Segment Start: DATA SHOWN

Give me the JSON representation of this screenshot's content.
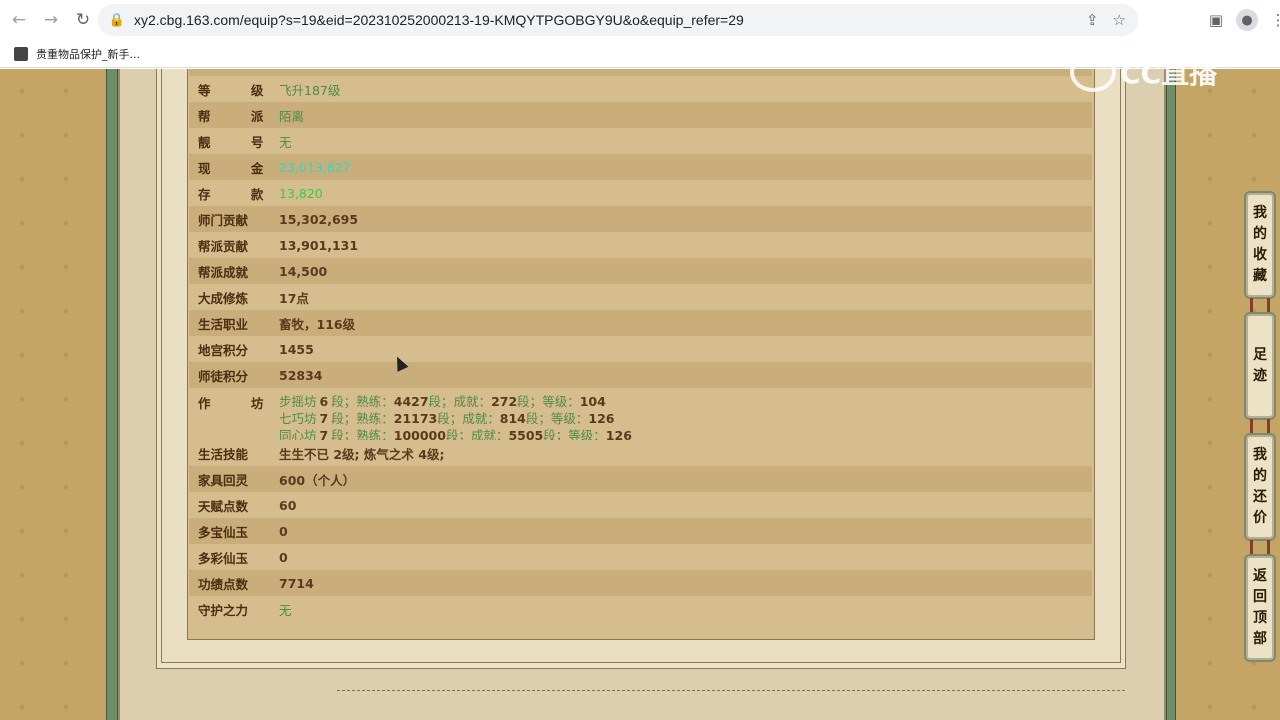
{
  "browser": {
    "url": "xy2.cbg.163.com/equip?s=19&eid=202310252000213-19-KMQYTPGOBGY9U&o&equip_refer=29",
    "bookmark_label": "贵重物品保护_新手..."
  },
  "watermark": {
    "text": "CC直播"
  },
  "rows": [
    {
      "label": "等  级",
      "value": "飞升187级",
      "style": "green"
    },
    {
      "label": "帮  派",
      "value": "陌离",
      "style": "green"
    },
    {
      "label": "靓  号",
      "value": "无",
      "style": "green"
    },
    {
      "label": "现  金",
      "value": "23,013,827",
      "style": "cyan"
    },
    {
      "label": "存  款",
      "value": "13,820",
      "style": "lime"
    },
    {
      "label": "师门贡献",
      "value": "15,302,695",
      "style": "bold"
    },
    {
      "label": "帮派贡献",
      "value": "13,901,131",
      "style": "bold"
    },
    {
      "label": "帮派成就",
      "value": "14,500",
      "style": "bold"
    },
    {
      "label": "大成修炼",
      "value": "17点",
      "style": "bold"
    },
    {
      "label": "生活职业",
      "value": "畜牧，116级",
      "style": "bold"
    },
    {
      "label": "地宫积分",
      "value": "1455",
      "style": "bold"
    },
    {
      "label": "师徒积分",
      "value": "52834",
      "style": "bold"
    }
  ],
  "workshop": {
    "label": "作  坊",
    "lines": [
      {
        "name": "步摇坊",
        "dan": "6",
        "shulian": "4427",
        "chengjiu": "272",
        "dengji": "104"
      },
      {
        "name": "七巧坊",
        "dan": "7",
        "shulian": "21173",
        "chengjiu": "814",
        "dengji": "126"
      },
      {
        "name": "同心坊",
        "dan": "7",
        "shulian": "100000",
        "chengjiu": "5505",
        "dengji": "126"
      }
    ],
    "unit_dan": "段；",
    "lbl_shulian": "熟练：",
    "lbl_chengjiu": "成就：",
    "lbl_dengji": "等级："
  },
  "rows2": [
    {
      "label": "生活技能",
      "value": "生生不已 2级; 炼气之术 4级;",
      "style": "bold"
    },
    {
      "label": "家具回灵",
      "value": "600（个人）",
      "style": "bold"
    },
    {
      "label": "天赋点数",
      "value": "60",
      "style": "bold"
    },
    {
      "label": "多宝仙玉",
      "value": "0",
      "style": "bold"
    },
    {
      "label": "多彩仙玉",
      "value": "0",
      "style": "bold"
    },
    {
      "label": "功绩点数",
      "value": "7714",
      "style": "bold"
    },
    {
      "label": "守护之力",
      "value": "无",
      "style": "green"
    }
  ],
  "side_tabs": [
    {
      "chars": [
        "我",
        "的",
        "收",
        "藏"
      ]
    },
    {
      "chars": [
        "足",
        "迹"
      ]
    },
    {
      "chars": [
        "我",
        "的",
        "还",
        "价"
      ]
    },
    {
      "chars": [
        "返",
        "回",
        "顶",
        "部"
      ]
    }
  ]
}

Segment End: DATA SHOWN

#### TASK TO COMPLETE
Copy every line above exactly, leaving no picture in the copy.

#### REPLY TO THE TASK
Give me the JSON representation of this screenshot's content.
{
  "browser": {
    "url": "xy2.cbg.163.com/equip?s=19&eid=202310252000213-19-KMQYTPGOBGY9U&o&equip_refer=29",
    "bookmark_label": "贵重物品保护_新手..."
  },
  "watermark": {
    "text": "CC直播"
  },
  "rows": [
    {
      "label": "等  级",
      "value": "飞升187级",
      "style": "green"
    },
    {
      "label": "帮  派",
      "value": "陌离",
      "style": "green"
    },
    {
      "label": "靓  号",
      "value": "无",
      "style": "green"
    },
    {
      "label": "现  金",
      "value": "23,013,827",
      "style": "cyan"
    },
    {
      "label": "存  款",
      "value": "13,820",
      "style": "lime"
    },
    {
      "label": "师门贡献",
      "value": "15,302,695",
      "style": "bold"
    },
    {
      "label": "帮派贡献",
      "value": "13,901,131",
      "style": "bold"
    },
    {
      "label": "帮派成就",
      "value": "14,500",
      "style": "bold"
    },
    {
      "label": "大成修炼",
      "value": "17点",
      "style": "bold"
    },
    {
      "label": "生活职业",
      "value": "畜牧，116级",
      "style": "bold"
    },
    {
      "label": "地宫积分",
      "value": "1455",
      "style": "bold"
    },
    {
      "label": "师徒积分",
      "value": "52834",
      "style": "bold"
    }
  ],
  "workshop": {
    "label": "作  坊",
    "lines": [
      {
        "name": "步摇坊",
        "dan": "6",
        "shulian": "4427",
        "chengjiu": "272",
        "dengji": "104"
      },
      {
        "name": "七巧坊",
        "dan": "7",
        "shulian": "21173",
        "chengjiu": "814",
        "dengji": "126"
      },
      {
        "name": "同心坊",
        "dan": "7",
        "shulian": "100000",
        "chengjiu": "5505",
        "dengji": "126"
      }
    ],
    "unit_dan": "段；",
    "lbl_shulian": "熟练：",
    "lbl_chengjiu": "成就：",
    "lbl_dengji": "等级："
  },
  "rows2": [
    {
      "label": "生活技能",
      "value": "生生不已 2级; 炼气之术 4级;",
      "style": "bold"
    },
    {
      "label": "家具回灵",
      "value": "600（个人）",
      "style": "bold"
    },
    {
      "label": "天赋点数",
      "value": "60",
      "style": "bold"
    },
    {
      "label": "多宝仙玉",
      "value": "0",
      "style": "bold"
    },
    {
      "label": "多彩仙玉",
      "value": "0",
      "style": "bold"
    },
    {
      "label": "功绩点数",
      "value": "7714",
      "style": "bold"
    },
    {
      "label": "守护之力",
      "value": "无",
      "style": "green"
    }
  ],
  "side_tabs": [
    {
      "chars": [
        "我",
        "的",
        "收",
        "藏"
      ]
    },
    {
      "chars": [
        "足",
        "迹"
      ]
    },
    {
      "chars": [
        "我",
        "的",
        "还",
        "价"
      ]
    },
    {
      "chars": [
        "返",
        "回",
        "顶",
        "部"
      ]
    }
  ]
}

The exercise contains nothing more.